Bibliography

See O. Ore, Number Theory and Its History (1988); R. P. Burn, A Pathway into Number Theory (2d ed. 1996); J. H. Silverman, A Friendly Introduction to Number Theory (1996); M. A. Herkommer, Number Theory: A Programmer's Guide (1998); R. A. Mollin, Algebraic Number Theory (1999).

number theory

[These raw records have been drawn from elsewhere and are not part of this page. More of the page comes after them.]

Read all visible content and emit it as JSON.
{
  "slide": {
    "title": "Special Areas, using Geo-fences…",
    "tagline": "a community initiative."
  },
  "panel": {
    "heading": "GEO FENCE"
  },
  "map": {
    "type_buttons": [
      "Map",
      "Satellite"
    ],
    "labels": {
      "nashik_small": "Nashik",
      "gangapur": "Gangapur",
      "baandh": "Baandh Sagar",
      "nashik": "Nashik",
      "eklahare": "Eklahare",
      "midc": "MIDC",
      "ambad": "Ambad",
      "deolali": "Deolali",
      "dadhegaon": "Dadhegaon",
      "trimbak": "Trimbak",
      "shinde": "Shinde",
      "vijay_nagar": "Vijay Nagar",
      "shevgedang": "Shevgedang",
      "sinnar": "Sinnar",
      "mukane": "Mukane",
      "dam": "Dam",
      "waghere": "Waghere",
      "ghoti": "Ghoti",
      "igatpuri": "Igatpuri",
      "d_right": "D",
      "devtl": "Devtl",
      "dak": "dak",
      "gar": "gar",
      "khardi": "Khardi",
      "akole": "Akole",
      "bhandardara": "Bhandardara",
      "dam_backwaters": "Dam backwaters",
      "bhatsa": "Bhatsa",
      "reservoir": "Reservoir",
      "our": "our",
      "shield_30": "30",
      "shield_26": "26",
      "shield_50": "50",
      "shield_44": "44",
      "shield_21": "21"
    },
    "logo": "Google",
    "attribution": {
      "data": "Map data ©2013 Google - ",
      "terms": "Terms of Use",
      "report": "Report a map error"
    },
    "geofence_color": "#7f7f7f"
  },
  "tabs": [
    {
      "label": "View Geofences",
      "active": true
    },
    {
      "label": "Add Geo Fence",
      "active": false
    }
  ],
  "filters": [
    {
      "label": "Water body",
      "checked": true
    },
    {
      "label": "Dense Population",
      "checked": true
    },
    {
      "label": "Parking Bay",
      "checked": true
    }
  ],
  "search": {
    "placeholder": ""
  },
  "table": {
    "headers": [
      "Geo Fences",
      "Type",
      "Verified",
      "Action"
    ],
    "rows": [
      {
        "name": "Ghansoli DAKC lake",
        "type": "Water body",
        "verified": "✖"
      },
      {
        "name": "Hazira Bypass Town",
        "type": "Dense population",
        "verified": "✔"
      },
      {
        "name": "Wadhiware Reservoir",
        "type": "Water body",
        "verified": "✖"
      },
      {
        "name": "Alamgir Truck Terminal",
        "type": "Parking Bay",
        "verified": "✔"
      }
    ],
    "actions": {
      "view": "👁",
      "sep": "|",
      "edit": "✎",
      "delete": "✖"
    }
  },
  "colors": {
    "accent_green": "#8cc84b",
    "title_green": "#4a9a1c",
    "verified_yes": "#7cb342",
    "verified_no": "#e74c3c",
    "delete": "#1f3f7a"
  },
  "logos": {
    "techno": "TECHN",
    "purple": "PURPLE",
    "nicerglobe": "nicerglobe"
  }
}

[′nəm·bər ′thē·ə·rē]
(mathematics)
The study of integers and relations between them.
References in periodicals archive ?
There are not too many number theorists who use computers to assist them in proving theorems, though there are more everyday," Hanke says.
To number theorists, partitions are among the most tantalizing objects in mathematics.
Because of this history, many number theorists considered the multidimensional sieve inherently flawed.
And believe me, trained number theorists have very good intuition about what is ephemeral and what is genuine.
Since then, Catalan's conjecture has posed a challenge to number theorists akin to that provided by Fermat's last theorem (SN: 11/5/94, p.
Almost all number theorists consider the first Fermat prime to be [MATHEMATICAL EXPRESSION NOT REPRODUCIBLE IN ASCII], so that the first five Fermat numbers are prime.
Factoring has long intrigued and perplexed number theorists.
Number theorists are interested in the specific instances when x and y are both fractions, or rational numbers.
Interestingly, Beal's conjecture is closely related to questions of considerable concern to number theorists.
The discovery of such a large Mersenne prime by a hit-or-miss approach actually has little value for computational number theorists interested in the distribution of prime numbers and related mathematical issues.
Most number theorists, for a variety of convincing reasons, believe the structural conjecture to be true, although it has not been proven.